From historic buildings and sites, charming pubs and the Titanic Quarter, Belfast is well-worth the visit. I took the train from Dublin on Irish Rail and returned to Dublin Airport by an express bus, Aircoach, which made getting to and from Belfast extremely easy to do. My recent finds include:
St. George’s Market: This is a fun, local market, from Friday to Sunday, featuring local produce, baked goods, crafts, art and more. 12-20 E. Bridge St.
The Harp Bar: Located in the heart of downtown Belfast is a great pub decorated in red velvet fabrics, antique furnishings and mirrors and displays of rare Belfast whiskey. The building was the headquarters of The Old Bushmills Distillery Company, therefore I had to try a taste!!
Kelly’s Cellars: Built in 1720, this is Belfast’s oldest traditional Irish pub. It is well worth a visit. 30-32 Bank St. Traditional music performances are held throughout the week so check the website for the schedule.
Aether and Echo: A former Victorian pub is now a hip bar/restaurant offering the best in food, libations and music. Local friends recommended it. 1-3 Lower Garfield St.
Fibber McGees: At 38 to 40 Great Victoria St., this venue in the back of Robinsons Bar, is the perfect spot to hear traditional Irish music. Robinsons, founded in 1895, has four venues under one roof.
Crown Liquor Saloon: Next to Robinsons, at 46 Great Victoria St., is the Crown Liquor Saloon which dates back to 1826 and is owned by the National Trust. Its original interior is not to be missed.
Black Taxi Tours: Make sure to do one of these tours to learn about the history of the unrest between the Catholics and Protestants. You will visit the political murals on the Falls Road and the Shankill Road, the Peace Wall and see several memorials and murals dedicated to the fallen.
Titanic Experience: One of the highlights of Belfast is the Titanic Belfast. Here through nine galleries you can learn about the rise of Belfast as a shipbuilding powerhouse, to the building of the Titanic, the launch, the voyage and the tragic aftermath. I loved the virtual tour of the ship and seeing the photos taken of the ship’s wreckage as photographed in 2004. It is well worth the visit. You can also see the Nomadic, the original tender used to ferry passengers to the ship. You can also book a Sunday afternoon tea.
I needed an extra day to visit the famed Giant’s Causeway, but ran of time. The Giant’s Causeway is a large grouping of unique volcanic rock formations along the Atlantic coast. It is an UNESCO World Heritage Site. There is a Visitors Center run by The National Trust. Here you can enjoy local or afternoon tea. Tours can be booked online.

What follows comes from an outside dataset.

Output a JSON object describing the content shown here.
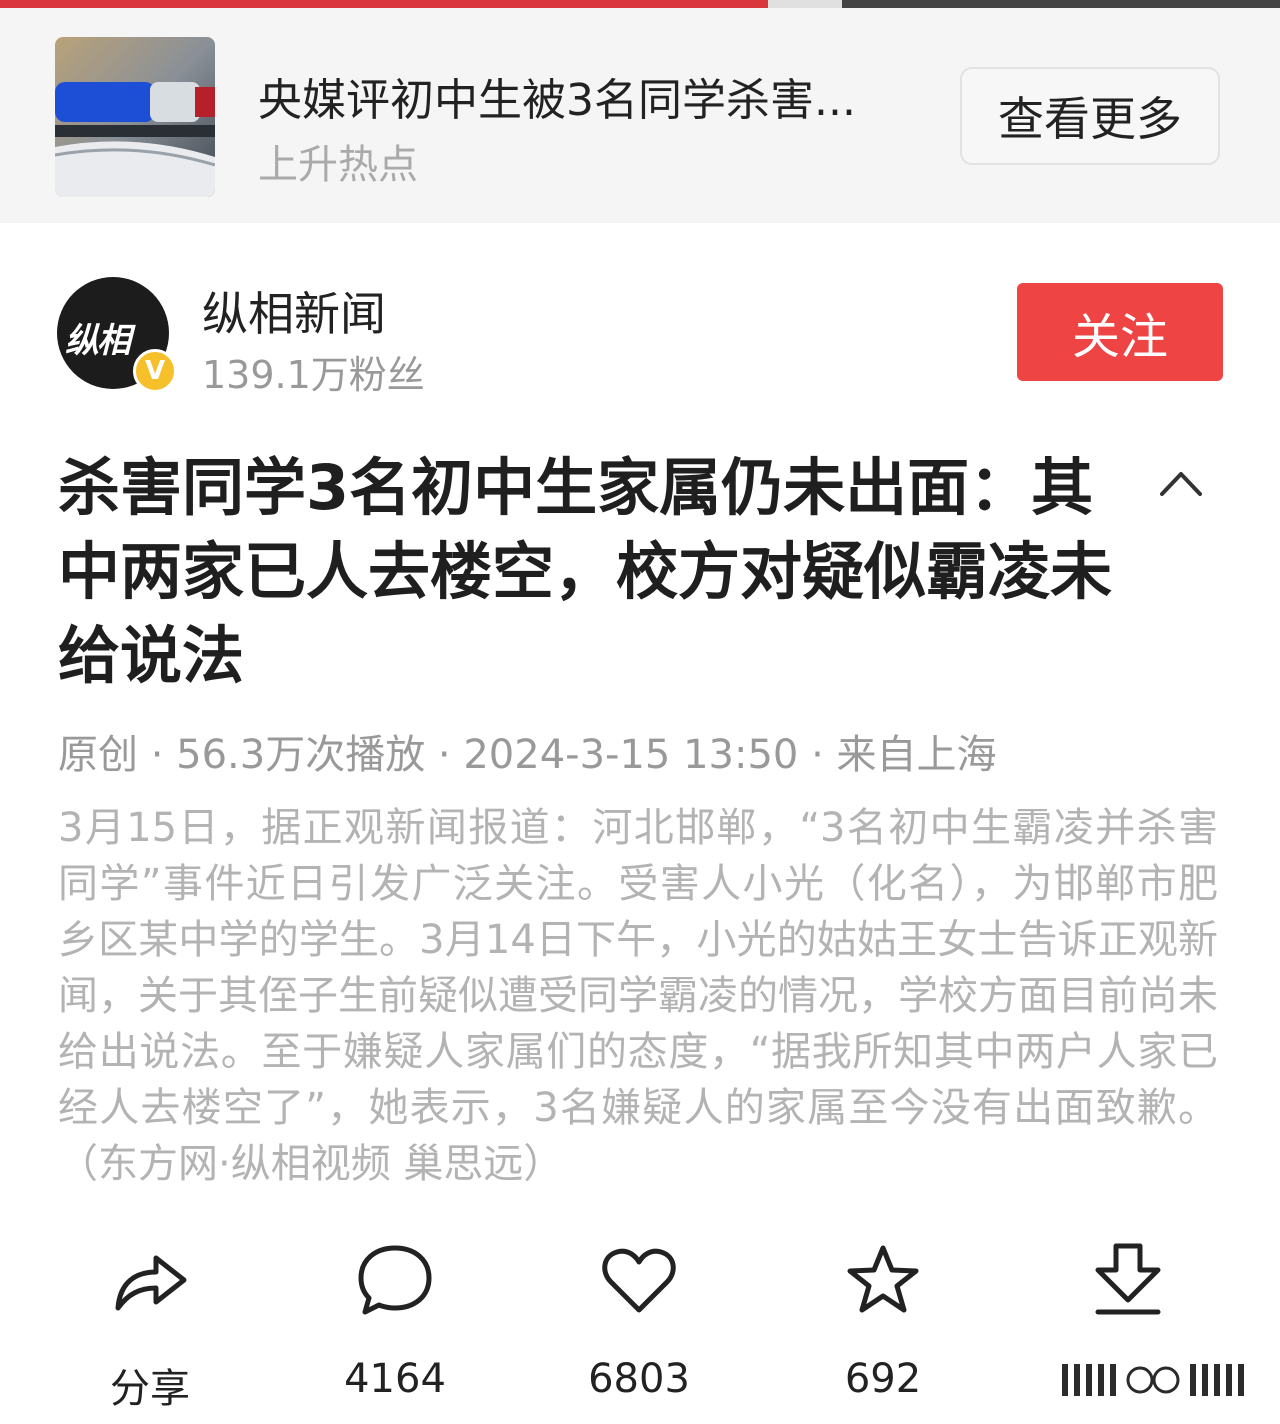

You can take a day trip or stay overnight at The Bushmills Inn. 9 Dunluce Rd. in Bushmills.
On my list for next time is to take the tour of the Old Bushmills Distillery which has been there since 1784. 2 Distillery Rd. I enjoyed tasting their 6 year old Single Malt Irish Whiskey in Belfast. It is a short walk from the Inn.
The Belfast City Hall is a lovely building from 1906. Walk the grounds or take a tour if you have time. Donegall Square.